TASK TO COMPLETE » Taking each line of the material in turn, count those with the string "audio" and answer with the count alone.

DATASET »
+++

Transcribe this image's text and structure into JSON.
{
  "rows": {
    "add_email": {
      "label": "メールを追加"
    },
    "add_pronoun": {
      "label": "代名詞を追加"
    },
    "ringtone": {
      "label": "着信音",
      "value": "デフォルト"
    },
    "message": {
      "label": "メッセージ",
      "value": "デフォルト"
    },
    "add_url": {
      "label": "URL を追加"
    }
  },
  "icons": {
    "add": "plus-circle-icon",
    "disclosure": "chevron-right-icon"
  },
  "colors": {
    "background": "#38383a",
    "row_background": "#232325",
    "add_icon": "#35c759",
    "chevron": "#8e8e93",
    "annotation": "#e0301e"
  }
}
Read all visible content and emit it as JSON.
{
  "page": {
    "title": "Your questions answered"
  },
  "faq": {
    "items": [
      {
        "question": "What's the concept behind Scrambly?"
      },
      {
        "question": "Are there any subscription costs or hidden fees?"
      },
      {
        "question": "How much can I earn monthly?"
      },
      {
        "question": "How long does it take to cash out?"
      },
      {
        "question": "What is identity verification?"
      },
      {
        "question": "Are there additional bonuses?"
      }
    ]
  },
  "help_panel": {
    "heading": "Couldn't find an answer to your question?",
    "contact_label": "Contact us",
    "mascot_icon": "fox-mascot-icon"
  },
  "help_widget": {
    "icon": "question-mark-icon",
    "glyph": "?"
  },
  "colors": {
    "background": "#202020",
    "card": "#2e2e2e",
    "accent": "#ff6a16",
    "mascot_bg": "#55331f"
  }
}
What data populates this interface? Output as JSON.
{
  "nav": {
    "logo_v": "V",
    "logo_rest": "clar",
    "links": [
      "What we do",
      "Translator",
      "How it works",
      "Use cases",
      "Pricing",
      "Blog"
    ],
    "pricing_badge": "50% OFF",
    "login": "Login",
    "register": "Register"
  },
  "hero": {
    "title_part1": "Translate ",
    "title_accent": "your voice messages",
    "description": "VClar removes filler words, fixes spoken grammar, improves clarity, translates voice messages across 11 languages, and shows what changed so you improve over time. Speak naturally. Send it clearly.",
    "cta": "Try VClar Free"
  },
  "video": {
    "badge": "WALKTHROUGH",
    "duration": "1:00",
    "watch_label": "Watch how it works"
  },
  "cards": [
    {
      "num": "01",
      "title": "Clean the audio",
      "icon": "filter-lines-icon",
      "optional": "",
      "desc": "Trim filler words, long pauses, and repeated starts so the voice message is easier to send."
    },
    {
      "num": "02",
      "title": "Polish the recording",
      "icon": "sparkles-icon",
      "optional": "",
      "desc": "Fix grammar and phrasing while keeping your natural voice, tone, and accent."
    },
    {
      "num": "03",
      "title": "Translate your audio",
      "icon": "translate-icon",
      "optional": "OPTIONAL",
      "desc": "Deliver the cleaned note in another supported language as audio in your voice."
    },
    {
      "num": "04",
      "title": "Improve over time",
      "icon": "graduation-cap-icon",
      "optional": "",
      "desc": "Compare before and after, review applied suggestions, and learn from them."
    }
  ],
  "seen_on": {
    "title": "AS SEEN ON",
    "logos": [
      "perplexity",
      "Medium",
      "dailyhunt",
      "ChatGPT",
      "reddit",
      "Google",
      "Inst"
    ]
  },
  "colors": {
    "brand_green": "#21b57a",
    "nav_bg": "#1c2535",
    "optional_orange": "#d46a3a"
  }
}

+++

REPLY » 3